■ Problem statement
From the entries below, give the number of lines where the word "DEFAULT" occurs, and nothing else.

■ Record extracts

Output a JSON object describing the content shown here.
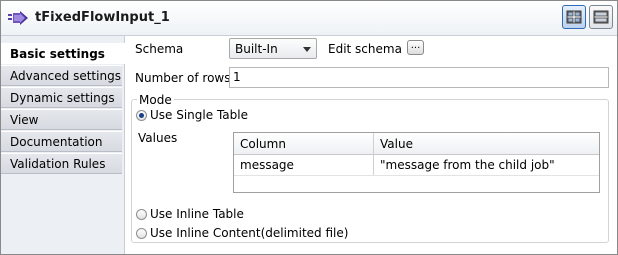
{
  "header": {
    "title": "tFixedFlowInput_1"
  },
  "sidebar": {
    "items": [
      {
        "label": "Basic settings"
      },
      {
        "label": "Advanced settings"
      },
      {
        "label": "Dynamic settings"
      },
      {
        "label": "View"
      },
      {
        "label": "Documentation"
      },
      {
        "label": "Validation Rules"
      }
    ],
    "active": "Basic settings"
  },
  "form": {
    "schema_label": "Schema",
    "schema_value": "Built-In",
    "edit_schema_label": "Edit schema",
    "edit_schema_button": "...",
    "rows_label": "Number of rows",
    "rows_value": "1",
    "mode_label": "Mode",
    "use_single_table": "Use Single Table",
    "values_label": "Values",
    "use_inline_table": "Use Inline Table",
    "use_inline_content": "Use Inline Content(delimited file)",
    "selected_mode": "Use Single Table"
  },
  "values_table": {
    "columns": [
      "Column",
      "Value"
    ],
    "rows": [
      [
        "message",
        "\"message from the child job\""
      ]
    ]
  },
  "icons": {
    "title": "component-arrow-icon",
    "view_buttons": [
      "tabbed-view-icon",
      "stacked-view-icon"
    ]
  },
  "colors": {
    "accent": "#2f6bb8",
    "sidebar_bg": "#eceff3"
  }
}
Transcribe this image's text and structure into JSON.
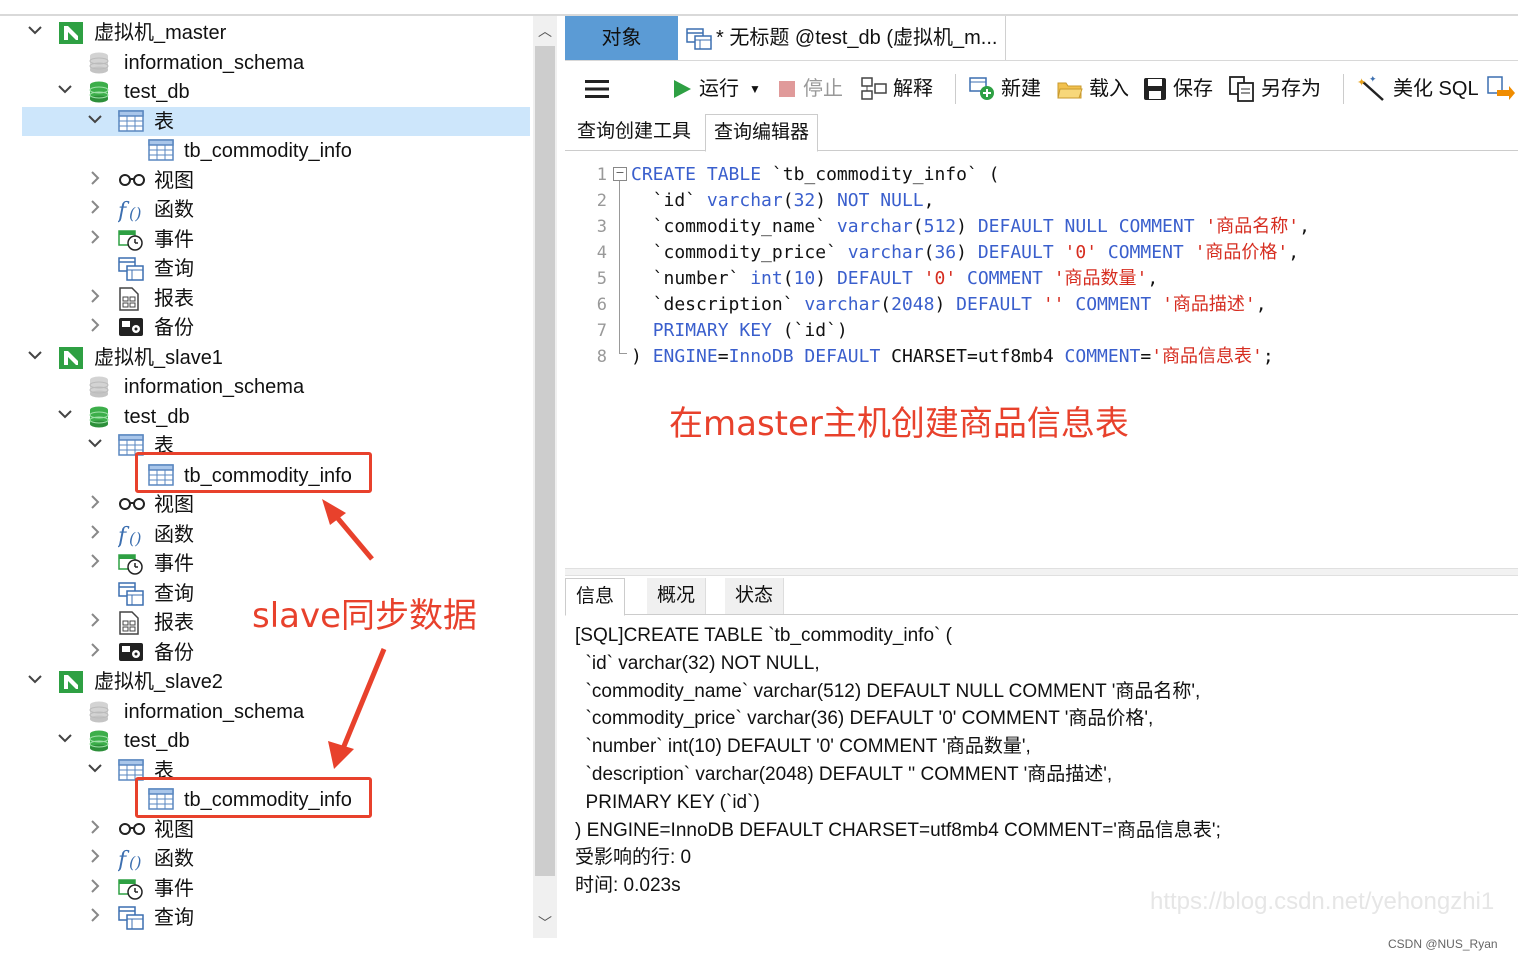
{
  "tree": {
    "rows": [
      {
        "label": "虚拟机_master",
        "icon": "connection-icon",
        "chev": "⌄"
      },
      {
        "label": "information_schema",
        "icon": "database-gray-icon",
        "chev": ""
      },
      {
        "label": "test_db",
        "icon": "database-green-icon",
        "chev": "⌄"
      },
      {
        "label": "表",
        "icon": "table-folder-icon",
        "chev": "⌄"
      },
      {
        "label": "tb_commodity_info",
        "icon": "table-icon",
        "chev": ""
      },
      {
        "label": "视图",
        "icon": "view-icon",
        "chev": "›"
      },
      {
        "label": "函数",
        "icon": "function-icon",
        "chev": "›"
      },
      {
        "label": "事件",
        "icon": "event-icon",
        "chev": "›"
      },
      {
        "label": "查询",
        "icon": "query-icon",
        "chev": ""
      },
      {
        "label": "报表",
        "icon": "report-icon",
        "chev": "›"
      },
      {
        "label": "备份",
        "icon": "backup-icon",
        "chev": "›"
      },
      {
        "label": "虚拟机_slave1",
        "icon": "connection-icon",
        "chev": "⌄"
      },
      {
        "label": "information_schema",
        "icon": "database-gray-icon",
        "chev": ""
      },
      {
        "label": "test_db",
        "icon": "database-green-icon",
        "chev": "⌄"
      },
      {
        "label": "表",
        "icon": "table-folder-icon",
        "chev": "⌄"
      },
      {
        "label": "tb_commodity_info",
        "icon": "table-icon",
        "chev": ""
      },
      {
        "label": "视图",
        "icon": "view-icon",
        "chev": "›"
      },
      {
        "label": "函数",
        "icon": "function-icon",
        "chev": "›"
      },
      {
        "label": "事件",
        "icon": "event-icon",
        "chev": "›"
      },
      {
        "label": "查询",
        "icon": "query-icon",
        "chev": ""
      },
      {
        "label": "报表",
        "icon": "report-icon",
        "chev": "›"
      },
      {
        "label": "备份",
        "icon": "backup-icon",
        "chev": "›"
      },
      {
        "label": "虚拟机_slave2",
        "icon": "connection-icon",
        "chev": "⌄"
      },
      {
        "label": "information_schema",
        "icon": "database-gray-icon",
        "chev": ""
      },
      {
        "label": "test_db",
        "icon": "database-green-icon",
        "chev": "⌄"
      },
      {
        "label": "表",
        "icon": "table-folder-icon",
        "chev": "⌄"
      },
      {
        "label": "tb_commodity_info",
        "icon": "table-icon",
        "chev": ""
      },
      {
        "label": "视图",
        "icon": "view-icon",
        "chev": "›"
      },
      {
        "label": "函数",
        "icon": "function-icon",
        "chev": "›"
      },
      {
        "label": "事件",
        "icon": "event-icon",
        "chev": "›"
      },
      {
        "label": "查询",
        "icon": "query-icon",
        "chev": "›"
      }
    ],
    "selected_index": 3
  },
  "annotations": {
    "slave_sync": "slave同步数据",
    "master_create": "在master主机创建商品信息表"
  },
  "tabs": {
    "objects": "对象",
    "query": "* 无标题 @test_db (虚拟机_m..."
  },
  "toolbar": {
    "run": "运行",
    "stop": "停止",
    "explain": "解释",
    "new": "新建",
    "load": "载入",
    "save": "保存",
    "save_as": "另存为",
    "beautify": "美化 SQL"
  },
  "subtabs": {
    "builder": "查询创建工具",
    "editor": "查询编辑器"
  },
  "editor": {
    "line_numbers": [
      "1",
      "2",
      "3",
      "4",
      "5",
      "6",
      "7",
      "8"
    ]
  },
  "bottom_tabs": {
    "info": "信息",
    "overview": "概况",
    "status": "状态"
  },
  "info_lines": [
    "[SQL]CREATE TABLE `tb_commodity_info` (",
    "  `id` varchar(32) NOT NULL,",
    "  `commodity_name` varchar(512) DEFAULT NULL COMMENT '商品名称',",
    "  `commodity_price` varchar(36) DEFAULT '0' COMMENT '商品价格',",
    "  `number` int(10) DEFAULT '0' COMMENT '商品数量',",
    "  `description` varchar(2048) DEFAULT '' COMMENT '商品描述',",
    "  PRIMARY KEY (`id`)",
    ") ENGINE=InnoDB DEFAULT CHARSET=utf8mb4 COMMENT='商品信息表';",
    "受影响的行: 0",
    "时间: 0.023s"
  ],
  "watermark": "https://blog.csdn.net/yehongzhi1",
  "credit": "CSDN @NUS_Ryan",
  "colors": {
    "accent_tab": "#5b9bd5",
    "selection": "#cde6fb",
    "keyword": "#3a5fcd",
    "string": "#d62d20",
    "annotation": "#e8412c"
  }
}
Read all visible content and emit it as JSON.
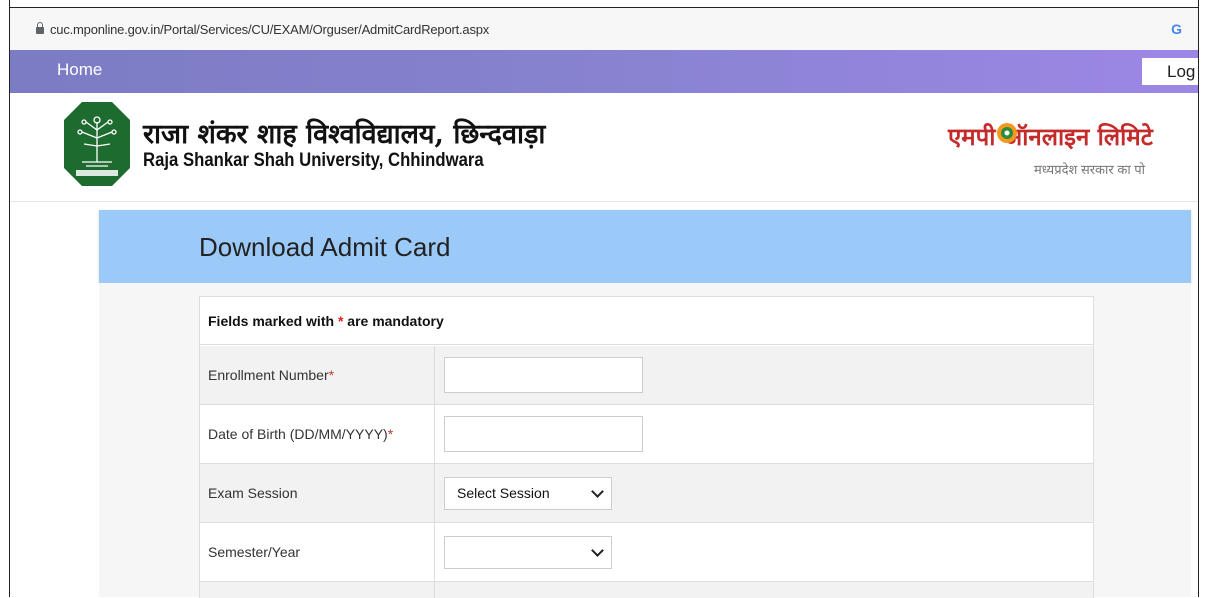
{
  "browser": {
    "url": "cuc.mponline.gov.in/Portal/Services/CU/EXAM/Orguser/AdmitCardReport.aspx",
    "google_icon": "G"
  },
  "nav": {
    "home": "Home",
    "login": "Log"
  },
  "header": {
    "university_hindi": "राजा शंकर शाह विश्वविद्यालय, छिन्दवाड़ा",
    "university_english": "Raja Shankar Shah University, Chhindwara",
    "mponline_logo_text": "एमपी ऑनलाइन लिमिटे",
    "mponline_tagline": "मध्यप्रदेश सरकार का पो"
  },
  "page": {
    "title": "Download Admit Card"
  },
  "form": {
    "mandatory_prefix": "Fields marked with ",
    "mandatory_star": "*",
    "mandatory_suffix": " are mandatory",
    "fields": [
      {
        "label": "Enrollment Number",
        "required": "*",
        "value": ""
      },
      {
        "label": "Date of Birth (DD/MM/YYYY)",
        "required": "*",
        "value": ""
      },
      {
        "label": "Exam Session",
        "selected": "Select Session"
      },
      {
        "label": "Semester/Year",
        "selected": ""
      }
    ]
  },
  "colors": {
    "nav_start": "#7b7cc3",
    "nav_end": "#9d87e6",
    "title_bar": "#9bc9f8",
    "required_star": "#e02020",
    "logo_green": "#1e6b2f"
  }
}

■ Reply to the exercise
5